With their eldest son nearly to the age when he will be drafted into military service, Reinhardt and Lillian Vogt decide to immigrate to America, the land of liberty, with their three sons and Reinhardt's adopted brother, Eli. But when tragedy strikes during the voyage, Lillian and Eli are forced into an agreement neither desires. Determined to fulfill his obligation to Reinhardt, Eli plans to see Lillian and her sons safely settled on their Kansas homestead--and he's equally determined that the boys will be reared in the Mennonie faith. What he doesn't expect is his growing affection for Lillian--and the deep desire to be part of a family.
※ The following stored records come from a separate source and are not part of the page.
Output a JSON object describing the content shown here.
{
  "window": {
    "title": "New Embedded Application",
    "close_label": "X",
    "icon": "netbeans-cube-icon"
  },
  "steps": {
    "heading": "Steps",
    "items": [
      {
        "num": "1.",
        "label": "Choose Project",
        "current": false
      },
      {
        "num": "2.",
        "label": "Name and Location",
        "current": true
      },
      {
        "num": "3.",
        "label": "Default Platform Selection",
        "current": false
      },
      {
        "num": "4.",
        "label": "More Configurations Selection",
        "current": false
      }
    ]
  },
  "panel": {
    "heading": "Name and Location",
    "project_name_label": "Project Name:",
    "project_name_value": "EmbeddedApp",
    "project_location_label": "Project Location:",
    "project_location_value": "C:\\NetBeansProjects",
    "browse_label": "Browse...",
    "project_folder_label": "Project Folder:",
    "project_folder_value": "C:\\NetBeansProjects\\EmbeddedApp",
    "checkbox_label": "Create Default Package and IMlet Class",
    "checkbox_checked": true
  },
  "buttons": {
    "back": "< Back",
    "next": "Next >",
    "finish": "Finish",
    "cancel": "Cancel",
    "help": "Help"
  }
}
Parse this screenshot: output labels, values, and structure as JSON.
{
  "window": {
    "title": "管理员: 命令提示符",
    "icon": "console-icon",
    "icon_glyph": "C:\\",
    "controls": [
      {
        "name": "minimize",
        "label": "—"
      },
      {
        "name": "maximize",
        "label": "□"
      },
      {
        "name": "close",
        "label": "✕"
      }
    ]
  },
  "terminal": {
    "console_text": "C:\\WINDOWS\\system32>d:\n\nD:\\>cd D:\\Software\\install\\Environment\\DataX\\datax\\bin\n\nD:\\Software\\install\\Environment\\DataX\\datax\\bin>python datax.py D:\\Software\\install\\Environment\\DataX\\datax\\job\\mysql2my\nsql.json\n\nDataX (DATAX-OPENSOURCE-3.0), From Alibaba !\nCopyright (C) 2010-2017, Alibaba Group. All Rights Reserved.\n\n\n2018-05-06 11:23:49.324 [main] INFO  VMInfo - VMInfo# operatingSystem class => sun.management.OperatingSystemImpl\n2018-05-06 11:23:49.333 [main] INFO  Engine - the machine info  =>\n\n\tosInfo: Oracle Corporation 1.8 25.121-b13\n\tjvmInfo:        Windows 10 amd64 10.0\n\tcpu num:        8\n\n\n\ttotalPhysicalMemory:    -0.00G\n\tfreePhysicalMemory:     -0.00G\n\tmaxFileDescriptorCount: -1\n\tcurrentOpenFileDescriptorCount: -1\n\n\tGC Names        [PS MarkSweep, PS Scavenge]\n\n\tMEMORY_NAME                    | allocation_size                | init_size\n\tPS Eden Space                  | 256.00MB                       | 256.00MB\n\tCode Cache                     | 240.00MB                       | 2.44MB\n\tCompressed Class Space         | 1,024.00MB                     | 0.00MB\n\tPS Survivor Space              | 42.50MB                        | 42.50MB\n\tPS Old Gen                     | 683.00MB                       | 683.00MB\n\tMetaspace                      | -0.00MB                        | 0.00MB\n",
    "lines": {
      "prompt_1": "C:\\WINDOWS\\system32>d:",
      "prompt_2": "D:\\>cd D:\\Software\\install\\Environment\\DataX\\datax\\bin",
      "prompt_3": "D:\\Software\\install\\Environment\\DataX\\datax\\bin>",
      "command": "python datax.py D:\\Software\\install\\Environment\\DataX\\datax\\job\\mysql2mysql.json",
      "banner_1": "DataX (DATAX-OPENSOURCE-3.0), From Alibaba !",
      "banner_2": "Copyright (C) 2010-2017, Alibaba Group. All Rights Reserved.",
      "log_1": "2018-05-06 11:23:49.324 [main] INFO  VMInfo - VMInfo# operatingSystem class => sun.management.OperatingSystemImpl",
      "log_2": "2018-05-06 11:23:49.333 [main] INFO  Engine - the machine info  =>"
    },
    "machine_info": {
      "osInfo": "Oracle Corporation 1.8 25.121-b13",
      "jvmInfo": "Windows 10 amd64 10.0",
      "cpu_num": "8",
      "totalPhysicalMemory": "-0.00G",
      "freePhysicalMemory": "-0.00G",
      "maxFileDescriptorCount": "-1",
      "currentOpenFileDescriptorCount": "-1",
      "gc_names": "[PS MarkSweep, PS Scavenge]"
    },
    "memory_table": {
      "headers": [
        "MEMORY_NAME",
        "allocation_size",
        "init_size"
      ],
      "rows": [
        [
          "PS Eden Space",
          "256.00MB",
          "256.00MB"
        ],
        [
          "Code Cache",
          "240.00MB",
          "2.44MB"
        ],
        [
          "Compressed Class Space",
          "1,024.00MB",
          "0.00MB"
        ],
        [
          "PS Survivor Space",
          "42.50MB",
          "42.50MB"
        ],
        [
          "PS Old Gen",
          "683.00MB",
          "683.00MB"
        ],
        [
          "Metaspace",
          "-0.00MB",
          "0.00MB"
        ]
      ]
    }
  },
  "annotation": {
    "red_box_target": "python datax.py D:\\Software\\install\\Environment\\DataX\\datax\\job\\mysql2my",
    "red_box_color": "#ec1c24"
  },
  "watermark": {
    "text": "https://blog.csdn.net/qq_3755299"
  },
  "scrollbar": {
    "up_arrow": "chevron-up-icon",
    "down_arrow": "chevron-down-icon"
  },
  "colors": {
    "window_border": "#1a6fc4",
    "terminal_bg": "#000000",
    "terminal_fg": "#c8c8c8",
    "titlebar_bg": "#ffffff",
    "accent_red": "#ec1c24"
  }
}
Positioned as a gentle historical romance for lovers of Amish and Mennonite stories, this tale by inspirational Christian novelist Vogel Sawyer (My Heart Remembers) fits this description in too tidy a fashion. Set in 1872, married couple Reinhardt and Lillian Vogt decide to leave their Mennonite village of Gnadenfeld, Russia, for America rather than see their eldest son, Henrik, drafted into the military. The Vogts begin their ocean voyage along with their three sons and Reinhardt's foster brother Eli Bornholdt when the unthinkable occurs. Faced with sudden tragedy and a future in Kansas now made even more uncertain, Lillian must act quickly and decisively, and does so, but not without drawing the ire of her oldest son. With little to go on but grit, faith and loyalty to each other, these immigrants forge a new life despite obstacles both internal and external. Fans of this type of formulaic fiction won't be put off by its conclusion or its lightweight treatment of true loss and the grief that follows. Others who prefer more realism in their reads won't be as easily satisfied.